not being able to stop the spam at the source, i logged on to facebook. it notified me that with this little box on top of my facebook home page:

facebook_spam.jpg

at first sight, i had no idea whether that notice was about. was it the equivalent of “is this spam and should i proceed?” or was it “the spam already went through, but we thought you should at least know about it.” given the ambiguity, i decided to go check out my profile and read my own mini feed. guess what, it was the latter! it already spammed all my friends without my permission! awesome, way to treat your users!

Facebook_spam2.jpg

i went back to my facebook home page, and now even that notice is gone. it didn’t even obey its own “don’t show me this again” checkbox, which i never checked. now i don’t know where to block kongregate from doing this again. it sure isn’t under facebook’s “privacy” page.

so in summary:

– this is worse than spam, part 1: facebook and in this case kongregate spammed me without asking, and since it’s the wild west, there’s no law requiring them to label things as spam, or the mandatory “unsubscribe” button

– this is worse than spam, part 2: not only do they spam you, the user, they spam you and all your friends on facebook.

– this is worse than anything on the web today: google at least keep it to themselves what they know about you. facebook and their advertisers, in this case, exposes what they know about you to all your friends. if you are a closet gamer (or “worse”), and don’t want all your co-workers or friends to know a particular aspect of your life, too bad.

how on earth does facebook overlook all these privacy issues? was it because of the dollar sign? was kongregate just a renegade and just didn’t obey the rules? but even then, how can facebook betray the trust of its own users and let the “news” be published to all his friends without first obtaining consent (opt-in), or at minimum a notice (opt-out)?

turning facebook users into unwitting endorsers of brands? is zuckerberg on drugs?

24
Oct
07

facebook/microsoft in an ala carte deal

techcrunch liveblogged of the press conference:

some quick thoughts:

i think the question everyone has is why isn’t the deal for 5% – 10% as rumored? assuming that zuckerberg was the one in the driver’s seat in the negotiation, i assume it’s his doing that this deal isn’t for more money or broader in scope.
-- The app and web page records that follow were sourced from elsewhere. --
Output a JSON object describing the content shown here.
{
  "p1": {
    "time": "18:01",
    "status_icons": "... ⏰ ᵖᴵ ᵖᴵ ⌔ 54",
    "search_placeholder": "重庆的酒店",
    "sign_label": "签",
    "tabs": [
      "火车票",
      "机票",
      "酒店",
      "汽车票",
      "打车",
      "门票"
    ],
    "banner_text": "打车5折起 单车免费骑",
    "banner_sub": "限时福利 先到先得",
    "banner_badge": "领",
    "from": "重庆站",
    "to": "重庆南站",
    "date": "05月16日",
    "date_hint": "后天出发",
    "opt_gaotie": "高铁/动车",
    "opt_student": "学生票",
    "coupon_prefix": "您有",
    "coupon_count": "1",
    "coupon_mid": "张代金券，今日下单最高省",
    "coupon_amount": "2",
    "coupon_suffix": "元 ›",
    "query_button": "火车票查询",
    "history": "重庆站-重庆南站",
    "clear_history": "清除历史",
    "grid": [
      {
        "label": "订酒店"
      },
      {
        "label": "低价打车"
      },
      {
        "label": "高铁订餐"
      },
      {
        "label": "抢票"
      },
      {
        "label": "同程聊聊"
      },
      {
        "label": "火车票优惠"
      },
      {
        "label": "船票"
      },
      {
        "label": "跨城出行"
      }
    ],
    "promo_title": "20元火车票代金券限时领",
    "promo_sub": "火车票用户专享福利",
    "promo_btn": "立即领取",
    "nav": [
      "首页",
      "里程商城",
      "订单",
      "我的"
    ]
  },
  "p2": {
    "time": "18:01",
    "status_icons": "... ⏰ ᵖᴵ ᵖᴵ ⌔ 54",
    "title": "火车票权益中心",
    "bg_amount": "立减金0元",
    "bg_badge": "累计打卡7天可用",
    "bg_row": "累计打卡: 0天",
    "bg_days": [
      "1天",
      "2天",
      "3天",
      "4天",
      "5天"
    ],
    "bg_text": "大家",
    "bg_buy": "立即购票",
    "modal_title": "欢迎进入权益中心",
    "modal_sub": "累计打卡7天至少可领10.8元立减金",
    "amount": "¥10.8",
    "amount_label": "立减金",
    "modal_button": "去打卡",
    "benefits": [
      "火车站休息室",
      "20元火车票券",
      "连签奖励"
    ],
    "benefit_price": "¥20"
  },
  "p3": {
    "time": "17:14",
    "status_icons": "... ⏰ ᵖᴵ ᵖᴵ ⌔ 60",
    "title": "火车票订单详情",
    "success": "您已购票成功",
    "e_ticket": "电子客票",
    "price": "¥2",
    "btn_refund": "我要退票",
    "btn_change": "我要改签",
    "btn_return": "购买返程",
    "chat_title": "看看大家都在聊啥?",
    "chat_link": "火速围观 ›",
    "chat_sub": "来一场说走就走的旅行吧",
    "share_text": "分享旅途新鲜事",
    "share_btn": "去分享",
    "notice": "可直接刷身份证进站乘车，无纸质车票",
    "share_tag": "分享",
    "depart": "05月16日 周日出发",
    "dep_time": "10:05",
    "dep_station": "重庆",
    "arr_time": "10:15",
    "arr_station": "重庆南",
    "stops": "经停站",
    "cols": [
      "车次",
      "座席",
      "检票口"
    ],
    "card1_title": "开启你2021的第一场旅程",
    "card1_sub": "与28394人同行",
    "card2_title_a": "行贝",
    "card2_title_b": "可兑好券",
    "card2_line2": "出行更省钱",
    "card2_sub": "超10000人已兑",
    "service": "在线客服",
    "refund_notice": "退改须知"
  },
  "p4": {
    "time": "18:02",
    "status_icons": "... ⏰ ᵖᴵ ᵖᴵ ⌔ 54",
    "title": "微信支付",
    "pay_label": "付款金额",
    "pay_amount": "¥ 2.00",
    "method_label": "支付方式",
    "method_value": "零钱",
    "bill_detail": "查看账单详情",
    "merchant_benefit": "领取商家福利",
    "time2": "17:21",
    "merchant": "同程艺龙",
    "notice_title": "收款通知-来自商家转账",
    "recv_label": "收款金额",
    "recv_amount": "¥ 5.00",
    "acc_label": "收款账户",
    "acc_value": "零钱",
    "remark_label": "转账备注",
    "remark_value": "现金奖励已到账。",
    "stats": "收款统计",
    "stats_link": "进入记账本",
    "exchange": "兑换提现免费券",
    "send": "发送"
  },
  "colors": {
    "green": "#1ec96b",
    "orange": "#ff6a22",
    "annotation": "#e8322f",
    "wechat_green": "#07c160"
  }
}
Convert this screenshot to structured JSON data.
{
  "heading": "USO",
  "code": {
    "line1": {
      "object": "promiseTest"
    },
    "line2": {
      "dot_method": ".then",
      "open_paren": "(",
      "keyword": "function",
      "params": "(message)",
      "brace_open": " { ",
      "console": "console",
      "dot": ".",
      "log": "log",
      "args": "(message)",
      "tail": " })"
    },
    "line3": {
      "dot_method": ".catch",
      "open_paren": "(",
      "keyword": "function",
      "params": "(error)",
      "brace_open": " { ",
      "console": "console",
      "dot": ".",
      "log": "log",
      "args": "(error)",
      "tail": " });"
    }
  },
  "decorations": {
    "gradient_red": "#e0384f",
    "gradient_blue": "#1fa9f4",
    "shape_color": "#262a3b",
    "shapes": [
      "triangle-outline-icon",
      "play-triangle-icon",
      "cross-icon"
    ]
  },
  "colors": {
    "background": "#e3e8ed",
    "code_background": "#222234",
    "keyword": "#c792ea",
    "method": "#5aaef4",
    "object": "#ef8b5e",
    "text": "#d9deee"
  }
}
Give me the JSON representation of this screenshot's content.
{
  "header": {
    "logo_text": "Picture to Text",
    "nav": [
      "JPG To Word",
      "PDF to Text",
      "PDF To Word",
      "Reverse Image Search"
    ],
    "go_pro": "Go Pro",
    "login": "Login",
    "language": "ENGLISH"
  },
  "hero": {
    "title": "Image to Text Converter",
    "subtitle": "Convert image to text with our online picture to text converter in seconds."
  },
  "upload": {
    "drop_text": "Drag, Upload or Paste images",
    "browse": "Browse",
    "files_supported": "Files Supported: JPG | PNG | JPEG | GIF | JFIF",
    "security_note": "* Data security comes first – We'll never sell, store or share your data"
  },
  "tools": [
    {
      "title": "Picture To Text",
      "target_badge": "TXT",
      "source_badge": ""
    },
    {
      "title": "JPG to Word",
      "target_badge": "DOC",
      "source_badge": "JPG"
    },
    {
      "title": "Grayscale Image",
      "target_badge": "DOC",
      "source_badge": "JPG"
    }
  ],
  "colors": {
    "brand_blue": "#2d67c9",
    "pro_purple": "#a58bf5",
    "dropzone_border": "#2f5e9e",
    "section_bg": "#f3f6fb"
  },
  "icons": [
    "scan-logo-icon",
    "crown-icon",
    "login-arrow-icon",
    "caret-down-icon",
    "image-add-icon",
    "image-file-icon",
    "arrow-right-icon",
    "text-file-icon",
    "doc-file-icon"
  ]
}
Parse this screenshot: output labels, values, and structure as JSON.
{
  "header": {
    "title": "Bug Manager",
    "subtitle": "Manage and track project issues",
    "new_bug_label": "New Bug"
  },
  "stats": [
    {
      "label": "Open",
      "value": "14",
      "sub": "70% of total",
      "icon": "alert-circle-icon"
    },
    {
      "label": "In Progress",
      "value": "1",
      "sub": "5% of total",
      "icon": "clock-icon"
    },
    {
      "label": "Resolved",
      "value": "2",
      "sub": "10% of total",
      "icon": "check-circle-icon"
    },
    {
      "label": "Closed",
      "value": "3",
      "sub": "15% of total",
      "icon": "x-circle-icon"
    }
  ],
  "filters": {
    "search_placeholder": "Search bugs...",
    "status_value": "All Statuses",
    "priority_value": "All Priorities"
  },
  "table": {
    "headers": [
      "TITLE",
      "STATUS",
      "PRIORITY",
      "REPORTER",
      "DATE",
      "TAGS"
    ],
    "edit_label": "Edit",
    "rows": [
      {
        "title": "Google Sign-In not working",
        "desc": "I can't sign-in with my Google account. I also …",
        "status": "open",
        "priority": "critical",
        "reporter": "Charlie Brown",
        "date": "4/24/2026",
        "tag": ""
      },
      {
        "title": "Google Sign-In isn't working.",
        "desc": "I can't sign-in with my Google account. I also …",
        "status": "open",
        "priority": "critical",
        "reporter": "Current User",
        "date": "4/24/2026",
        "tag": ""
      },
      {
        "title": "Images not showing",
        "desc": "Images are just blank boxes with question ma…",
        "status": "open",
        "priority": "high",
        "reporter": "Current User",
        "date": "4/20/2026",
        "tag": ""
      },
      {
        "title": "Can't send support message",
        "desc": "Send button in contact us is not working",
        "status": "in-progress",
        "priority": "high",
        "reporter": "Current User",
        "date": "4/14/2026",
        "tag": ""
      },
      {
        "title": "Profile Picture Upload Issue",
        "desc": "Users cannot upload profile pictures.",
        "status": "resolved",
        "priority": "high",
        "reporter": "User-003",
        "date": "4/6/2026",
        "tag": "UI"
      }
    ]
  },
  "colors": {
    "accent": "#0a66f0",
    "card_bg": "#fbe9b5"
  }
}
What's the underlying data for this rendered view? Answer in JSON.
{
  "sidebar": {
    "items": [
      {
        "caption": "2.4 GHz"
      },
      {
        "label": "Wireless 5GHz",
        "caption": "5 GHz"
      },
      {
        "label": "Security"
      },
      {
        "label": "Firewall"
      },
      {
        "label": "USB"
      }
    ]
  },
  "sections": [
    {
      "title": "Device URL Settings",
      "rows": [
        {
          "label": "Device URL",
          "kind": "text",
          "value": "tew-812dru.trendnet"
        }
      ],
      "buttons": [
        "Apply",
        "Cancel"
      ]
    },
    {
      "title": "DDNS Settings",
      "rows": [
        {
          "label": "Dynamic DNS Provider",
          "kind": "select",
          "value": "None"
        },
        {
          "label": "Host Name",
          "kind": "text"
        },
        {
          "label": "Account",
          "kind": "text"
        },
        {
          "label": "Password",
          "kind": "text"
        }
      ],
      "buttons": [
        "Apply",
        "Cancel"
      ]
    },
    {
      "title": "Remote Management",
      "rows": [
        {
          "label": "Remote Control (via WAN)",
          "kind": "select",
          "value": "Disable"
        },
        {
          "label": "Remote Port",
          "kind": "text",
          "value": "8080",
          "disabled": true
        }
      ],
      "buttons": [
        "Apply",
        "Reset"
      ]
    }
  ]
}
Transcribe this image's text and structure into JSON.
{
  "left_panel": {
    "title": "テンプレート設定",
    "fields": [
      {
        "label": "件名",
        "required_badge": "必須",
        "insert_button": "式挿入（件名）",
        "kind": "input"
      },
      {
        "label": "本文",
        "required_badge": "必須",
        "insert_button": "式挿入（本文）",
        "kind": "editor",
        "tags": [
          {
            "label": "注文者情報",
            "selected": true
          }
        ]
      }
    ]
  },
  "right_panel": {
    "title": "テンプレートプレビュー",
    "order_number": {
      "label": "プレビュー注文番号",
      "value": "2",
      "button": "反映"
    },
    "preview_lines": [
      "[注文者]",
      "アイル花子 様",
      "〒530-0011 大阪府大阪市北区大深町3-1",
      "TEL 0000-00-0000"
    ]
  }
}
microsoft achieved/missed:
+ bootstrapping adcenter so people have some real compelling reason to use it. it’s ads, ads, ads in microsoft; reign of kevin johnson continues.
+ secured two additional years of ads exclusivity, plus gone from us only to global
+ 240M is pocket change for microsoft, shareholders would be happy with not spending that much but helping ads
– the limited scope of the deal, in terms of dollar as well as in time, may fit with ballmer’s attitude that social networking is a fad
– did not help any of the other windows live / office live properties, such as messenger, spaces, etc.
– 1.6% doesn’t buy ballmer much leverage with facebook. this is an ala carte deal, anything else microsoft wants from facebook, ballmer will have to pay.

from facebook’s perspective, seems all positive:
+ getting a big player to validate that we are worth $15b is a-okay!!!
+ well positioned now to get good valuation from additional investors, as well as posturing for an ipo
+ did not have to give up anything to microsoft regarding its vision, its platform
+ microsoft’s investment is minimal and won’t have much sway over the board or officers
+ switching ads provider to another party in 2011 is easy as pie
+ checking google’s dominance, who is a bigger threat than microsoft anyway
– adcenter’s limited reach currently may dissuade some smaller players from buying ads on facebook; bigger player wouldn’t care anyway

google lost an opportunity:
– risk of seeing facebook explode in popularity and loses out a way for its advertiser to reach that space
– adcenter gets in the game, whereas before it’s virtually non-existent
– did microsoft’s slowing dow of the doubleclick acquisition cause them this deal? hmm…
+ not lost forever, can come back in 2011 and bid again

yahoo just lost completely, its financials limited it from even entering the field. can microsoft pass panama on reveune from this?